  25. ^ Krewen, Nick. "The Passion Peace: Our Lady Peace plays music from the heart" The Hamilton Spectator January 13, 1998: B4. Retrieved June 14, 2009.
  26. ^ Anon. "Naveed Bass Review" - Bass Player May/Jun. 1995
  27. ^ Rodger, Donna "Naveed Review" - College Music Journal March 13, 1995
  28. ^ DD "Naveed Review" - Up Apr. 1995
  29. ^ Remstein, Bob "Naveed" - L.A. Village View March 24, 1995
  30. ^ Crocker, Jennifer "Naveed Review" - Pitch Weekly April 27, 1995
  31. ^ a b Naveed (CD). Our Lady Peace. Relativity Records. 1995. 88561-1507.{{cite AV media notes}}: CS1 maint: others in cite AV media (notes) (link)

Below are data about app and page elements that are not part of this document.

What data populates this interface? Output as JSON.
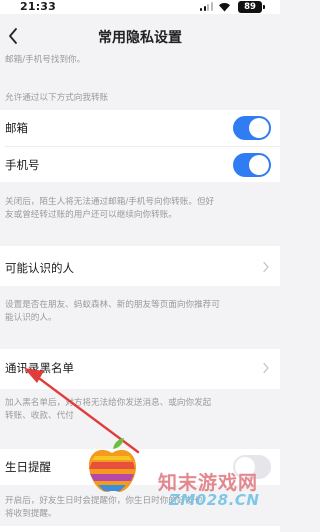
{
  "status_bar": {
    "time": "21:33",
    "battery": "89"
  },
  "nav": {
    "title": "常用隐私设置"
  },
  "top_hint": "邮箱/手机号找到你。",
  "transfer_section": {
    "header": "允许通过以下方式向我转账",
    "items": [
      {
        "label": "邮箱",
        "enabled": true
      },
      {
        "label": "手机号",
        "enabled": true
      }
    ],
    "footer_lines": [
      "关闭后，陌生人将无法通过邮箱/手机号向你转账。但好",
      "友或曾经转过账的用户还可以继续向你转账。"
    ]
  },
  "people_you_may_know": {
    "label": "可能认识的人",
    "hint_lines": [
      "设置是否在朋友、蚂蚁森林、新的朋友等页面向你推荐可",
      "能认识的人。"
    ]
  },
  "contacts_blacklist": {
    "label": "通讯录黑名单",
    "hint_lines": [
      "加入黑名单后，对方将无法给你发送消息、或向你发起",
      "转账、收款、代付"
    ]
  },
  "birthday_reminder": {
    "label": "生日提醒",
    "enabled": false,
    "hint_lines": [
      "开启后，好友生日时会提醒你，你生日时你的好友也",
      "将收到提醒。"
    ]
  },
  "watermark": {
    "text": "知末游戏网",
    "url": "ZM028.CN"
  },
  "colors": {
    "accent": "#2f7cf3",
    "background": "#f3f3f5",
    "annotation_arrow": "#e23b3b"
  }
}
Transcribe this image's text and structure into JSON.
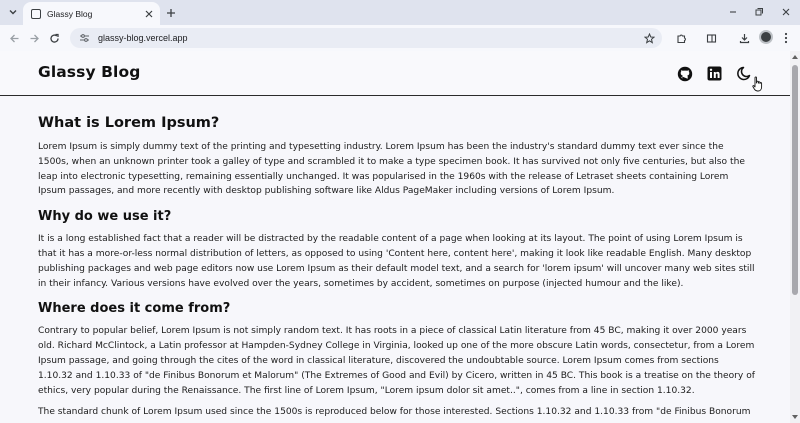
{
  "browser": {
    "tab_title": "Glassy Blog",
    "url": "glassy-blog.vercel.app"
  },
  "icons": {
    "tab_search": "chevron-down-icon",
    "favicon": "page-icon",
    "tab_close": "close-icon",
    "new_tab": "plus-icon",
    "minimize": "minimize-icon",
    "restore": "restore-icon",
    "close_window": "close-icon",
    "back": "back-arrow-icon",
    "forward": "forward-arrow-icon",
    "reload": "reload-icon",
    "site_info": "tune-icon",
    "bookmark": "star-icon",
    "extensions": "puzzle-icon",
    "side_panel": "side-panel-icon",
    "downloads": "download-icon",
    "profile": "avatar-icon",
    "menu": "kebab-menu-icon",
    "github": "github-icon",
    "linkedin": "linkedin-icon",
    "theme_toggle": "moon-icon"
  },
  "site": {
    "brand": "Glassy Blog"
  },
  "article": {
    "sections": [
      {
        "heading": "What is Lorem Ipsum?",
        "body": "Lorem Ipsum is simply dummy text of the printing and typesetting industry. Lorem Ipsum has been the industry's standard dummy text ever since the 1500s, when an unknown printer took a galley of type and scrambled it to make a type specimen book. It has survived not only five centuries, but also the leap into electronic typesetting, remaining essentially unchanged. It was popularised in the 1960s with the release of Letraset sheets containing Lorem Ipsum passages, and more recently with desktop publishing software like Aldus PageMaker including versions of Lorem Ipsum."
      },
      {
        "heading": "Why do we use it?",
        "body": "It is a long established fact that a reader will be distracted by the readable content of a page when looking at its layout. The point of using Lorem Ipsum is that it has a more-or-less normal distribution of letters, as opposed to using 'Content here, content here', making it look like readable English. Many desktop publishing packages and web page editors now use Lorem Ipsum as their default model text, and a search for 'lorem ipsum' will uncover many web sites still in their infancy. Various versions have evolved over the years, sometimes by accident, sometimes on purpose (injected humour and the like)."
      },
      {
        "heading": "Where does it come from?",
        "body": "Contrary to popular belief, Lorem Ipsum is not simply random text. It has roots in a piece of classical Latin literature from 45 BC, making it over 2000 years old. Richard McClintock, a Latin professor at Hampden-Sydney College in Virginia, looked up one of the more obscure Latin words, consectetur, from a Lorem Ipsum passage, and going through the cites of the word in classical literature, discovered the undoubtable source. Lorem Ipsum comes from sections 1.10.32 and 1.10.33 of \"de Finibus Bonorum et Malorum\" (The Extremes of Good and Evil) by Cicero, written in 45 BC. This book is a treatise on the theory of ethics, very popular during the Renaissance. The first line of Lorem Ipsum, \"Lorem ipsum dolor sit amet..\", comes from a line in section 1.10.32.",
        "continuation": "The standard chunk of Lorem Ipsum used since the 1500s is reproduced below for those interested. Sections 1.10.32 and 1.10.33 from \"de Finibus Bonorum"
      }
    ]
  },
  "colors": {
    "tabstrip": "#dfe3ee",
    "toolbar": "#f7f8fc",
    "page_background": "#f7f7fb",
    "text": "#1c1c1c",
    "heading": "#111111"
  }
}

  32. ^ "Transparent Humans Mailing List - Digest #8" November 20, 1995
  33. ^ OurLadyPeaceVEVO. "Our Lady Peace - Naveed". YouTube. Archived from the original on December 15, 2021. Retrieved June 1, 2012.
  34. ^ Masters, Drew "Our Lady Peace Archived July 6, 2011, at the Wayback Machine" - M.E.A.T. Magazine Mar.-Apr. 1994.Retrieved December 4, 2009
  35. ^ Zivitz, Jordan "Raine Maida: complete interview transcript Archived June 11, 2008, at the Wayback Machine" Montreal Gazette March 19, 2008. Retrieved January 24, 2010
  36. ^ "Top RPM Albums: Issue 9848". RPM. Library and Archives Canada. Retrieved November 14, 2021.
  37. ^ "Canadian album certifications – Our Lady Peace – Naveed". Music Canada. Retrieved November 14, 2021.
  38. ^ "Sony Music Canada release". Discogs. Retrieved June 1, 2012.
  39. ^ "Relativity Records release". Discogs. March 21, 1995. Retrieved June 1, 2012.